__Goal of the exercise__
Scan the records below for lines with the word "Fuel", then state how many you find and nothing else.

__Dataset records__
········
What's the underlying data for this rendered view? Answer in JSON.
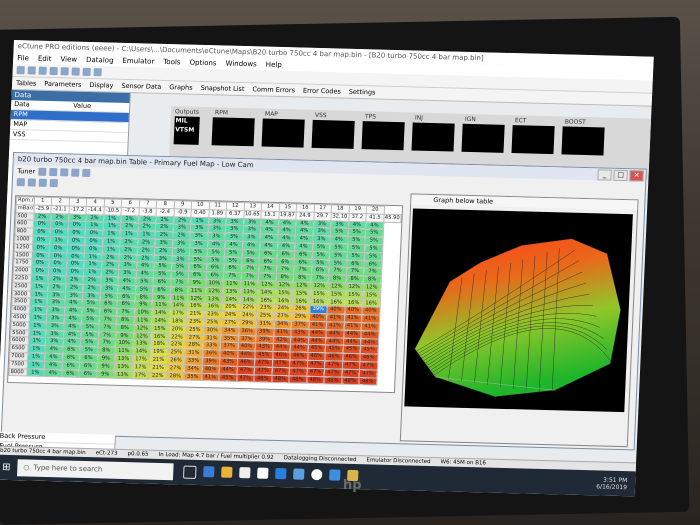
{
  "window": {
    "title": "eCtune PRO editions (eeee) - C:\\Users\\...\\Documents\\eCtune\\Maps\\B20 turbo 750cc 4 bar map.bin - [B20 turbo 750cc 4 bar map.bin]",
    "menu": [
      "File",
      "Edit",
      "View",
      "Datalog",
      "Emulator",
      "Tools",
      "Options",
      "Windows",
      "Help"
    ],
    "toolbar2": [
      "Tables",
      "Parameters",
      "Display",
      "Sensor Data",
      "Graphs",
      "Snapshot List",
      "Comm Errors",
      "Error Codes",
      "Settings"
    ]
  },
  "datapanel": {
    "title": "Data",
    "columns": [
      "Data",
      "Value"
    ],
    "rows": [
      "RPM",
      "MAP",
      "VSS"
    ]
  },
  "gauges": {
    "title": "Display",
    "outputs_label": "Outputs",
    "indicators": [
      "MIL",
      "VTSM"
    ],
    "labels": [
      "RPM",
      "MAP",
      "VSS",
      "TPS",
      "INJ",
      "IGN",
      "ECT",
      "BOOST"
    ]
  },
  "table_window": {
    "title": "b20 turbo 750cc 4 bar map.bin Table - Primary Fuel Map - Low Cam",
    "tuner_label": "Tuner",
    "rpm_map_label": "Rpm / Col",
    "col_index": [
      "",
      "1",
      "2",
      "3",
      "4",
      "5",
      "6",
      "7",
      "8",
      "9",
      "10",
      "11",
      "12",
      "13",
      "14",
      "15",
      "16",
      "17",
      "18",
      "19",
      "20"
    ],
    "col_values": [
      "mBar/psi",
      "-25.9",
      "-21.1",
      "-17.2",
      "-14.4",
      "-10.5",
      "-7.2",
      "-3.8",
      "-2.4",
      "-0.9",
      "0.40",
      "1.89",
      "6.37",
      "10.65",
      "15.1",
      "19.87",
      "24.9",
      "29.7",
      "32.10",
      "37.2",
      "41.5",
      "45.90"
    ],
    "rows": [
      {
        "rpm": "500",
        "cells": [
          "2%",
          "2%",
          "3%",
          "2%",
          "1%",
          "2%",
          "2%",
          "2%",
          "2%",
          "1%",
          "3%",
          "3%",
          "3%",
          "4%",
          "4%",
          "4%",
          "3%",
          "3%",
          "4%",
          "4%"
        ]
      },
      {
        "rpm": "600",
        "cells": [
          "0%",
          "0%",
          "0%",
          "1%",
          "1%",
          "2%",
          "2%",
          "2%",
          "3%",
          "3%",
          "3%",
          "3%",
          "3%",
          "4%",
          "4%",
          "4%",
          "3%",
          "5%",
          "5%",
          "5%"
        ]
      },
      {
        "rpm": "800",
        "cells": [
          "0%",
          "0%",
          "0%",
          "0%",
          "1%",
          "1%",
          "1%",
          "2%",
          "2%",
          "3%",
          "3%",
          "3%",
          "3%",
          "4%",
          "4%",
          "4%",
          "3%",
          "4%",
          "5%",
          "5%"
        ]
      },
      {
        "rpm": "1000",
        "cells": [
          "0%",
          "1%",
          "0%",
          "0%",
          "1%",
          "2%",
          "2%",
          "3%",
          "3%",
          "3%",
          "4%",
          "4%",
          "4%",
          "4%",
          "4%",
          "4%",
          "5%",
          "5%",
          "5%",
          "5%"
        ]
      },
      {
        "rpm": "1250",
        "cells": [
          "0%",
          "0%",
          "0%",
          "0%",
          "1%",
          "2%",
          "2%",
          "2%",
          "3%",
          "5%",
          "5%",
          "5%",
          "5%",
          "6%",
          "6%",
          "6%",
          "5%",
          "5%",
          "5%",
          "5%"
        ]
      },
      {
        "rpm": "1500",
        "cells": [
          "0%",
          "0%",
          "0%",
          "1%",
          "2%",
          "2%",
          "2%",
          "3%",
          "3%",
          "5%",
          "5%",
          "5%",
          "6%",
          "6%",
          "6%",
          "6%",
          "5%",
          "5%",
          "6%",
          "6%"
        ]
      },
      {
        "rpm": "1750",
        "cells": [
          "0%",
          "0%",
          "0%",
          "1%",
          "2%",
          "3%",
          "4%",
          "5%",
          "5%",
          "6%",
          "6%",
          "6%",
          "7%",
          "7%",
          "7%",
          "7%",
          "6%",
          "7%",
          "7%",
          "7%"
        ]
      },
      {
        "rpm": "2000",
        "cells": [
          "0%",
          "0%",
          "0%",
          "1%",
          "2%",
          "3%",
          "4%",
          "5%",
          "5%",
          "6%",
          "6%",
          "7%",
          "7%",
          "7%",
          "8%",
          "8%",
          "7%",
          "8%",
          "8%",
          "8%"
        ]
      },
      {
        "rpm": "2250",
        "cells": [
          "1%",
          "2%",
          "2%",
          "2%",
          "3%",
          "4%",
          "5%",
          "6%",
          "7%",
          "9%",
          "10%",
          "11%",
          "11%",
          "12%",
          "12%",
          "12%",
          "12%",
          "12%",
          "12%",
          "12%"
        ]
      },
      {
        "rpm": "2500",
        "cells": [
          "1%",
          "2%",
          "2%",
          "2%",
          "3%",
          "4%",
          "5%",
          "6%",
          "8%",
          "11%",
          "12%",
          "13%",
          "13%",
          "14%",
          "15%",
          "15%",
          "15%",
          "15%",
          "15%",
          "15%"
        ]
      },
      {
        "rpm": "3000",
        "cells": [
          "1%",
          "3%",
          "3%",
          "3%",
          "5%",
          "6%",
          "8%",
          "9%",
          "11%",
          "12%",
          "13%",
          "14%",
          "14%",
          "16%",
          "16%",
          "16%",
          "16%",
          "16%",
          "16%",
          "16%"
        ]
      },
      {
        "rpm": "3500",
        "cells": [
          "1%",
          "3%",
          "4%",
          "5%",
          "6%",
          "6%",
          "9%",
          "11%",
          "14%",
          "16%",
          "16%",
          "20%",
          "22%",
          "23%",
          "24%",
          "26%",
          "39%",
          "40%",
          "40%",
          "40%"
        ]
      },
      {
        "rpm": "4000",
        "cells": [
          "1%",
          "3%",
          "4%",
          "5%",
          "6%",
          "7%",
          "10%",
          "14%",
          "17%",
          "21%",
          "23%",
          "24%",
          "24%",
          "25%",
          "27%",
          "29%",
          "40%",
          "41%",
          "41%",
          "41%"
        ]
      },
      {
        "rpm": "4500",
        "cells": [
          "1%",
          "3%",
          "4%",
          "5%",
          "7%",
          "8%",
          "11%",
          "14%",
          "18%",
          "23%",
          "25%",
          "27%",
          "29%",
          "31%",
          "34%",
          "37%",
          "41%",
          "41%",
          "41%",
          "41%"
        ]
      },
      {
        "rpm": "5000",
        "cells": [
          "1%",
          "3%",
          "4%",
          "5%",
          "7%",
          "8%",
          "12%",
          "15%",
          "20%",
          "25%",
          "30%",
          "34%",
          "36%",
          "39%",
          "41%",
          "43%",
          "44%",
          "44%",
          "44%",
          "44%"
        ]
      },
      {
        "rpm": "5500",
        "cells": [
          "1%",
          "3%",
          "4%",
          "5%",
          "7%",
          "9%",
          "12%",
          "16%",
          "22%",
          "27%",
          "31%",
          "35%",
          "37%",
          "39%",
          "42%",
          "44%",
          "44%",
          "44%",
          "44%",
          "44%"
        ]
      },
      {
        "rpm": "6000",
        "cells": [
          "1%",
          "3%",
          "4%",
          "5%",
          "7%",
          "10%",
          "13%",
          "18%",
          "22%",
          "28%",
          "33%",
          "37%",
          "40%",
          "43%",
          "44%",
          "44%",
          "45%",
          "45%",
          "45%",
          "45%"
        ]
      },
      {
        "rpm": "6500",
        "cells": [
          "1%",
          "4%",
          "6%",
          "5%",
          "8%",
          "11%",
          "14%",
          "19%",
          "25%",
          "31%",
          "36%",
          "40%",
          "44%",
          "45%",
          "46%",
          "46%",
          "46%",
          "46%",
          "46%",
          "46%"
        ]
      },
      {
        "rpm": "7000",
        "cells": [
          "1%",
          "4%",
          "6%",
          "6%",
          "9%",
          "13%",
          "17%",
          "21%",
          "26%",
          "33%",
          "39%",
          "43%",
          "46%",
          "47%",
          "47%",
          "47%",
          "47%",
          "47%",
          "47%",
          "47%"
        ]
      },
      {
        "rpm": "7500",
        "cells": [
          "1%",
          "4%",
          "6%",
          "6%",
          "9%",
          "13%",
          "17%",
          "21%",
          "27%",
          "34%",
          "40%",
          "44%",
          "47%",
          "47%",
          "47%",
          "47%",
          "47%",
          "47%",
          "47%",
          "47%"
        ]
      },
      {
        "rpm": "8000",
        "cells": [
          "1%",
          "4%",
          "6%",
          "6%",
          "9%",
          "13%",
          "17%",
          "22%",
          "28%",
          "35%",
          "41%",
          "45%",
          "47%",
          "48%",
          "48%",
          "48%",
          "48%",
          "48%",
          "48%",
          "48%"
        ]
      }
    ]
  },
  "graph_window": {
    "title": "Graph below table"
  },
  "sidelist": [
    "Back Pressure",
    "Fuel Pressure"
  ],
  "statusbar": [
    "b20 turbo 750cc 4 bar map.bin",
    "eCt-273",
    "p0.0.65",
    "In Load: Map 4.7 bar / Fuel multiplier 0.92",
    "Datalogging Disconnected",
    "Emulator Disconnected",
    "W6: 45M on B16"
  ],
  "taskbar": {
    "search_placeholder": "Type here to search",
    "clock_time": "3:51 PM",
    "clock_date": "6/16/2019"
  },
  "brand": "hp"
}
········
__Result for this exercise__
3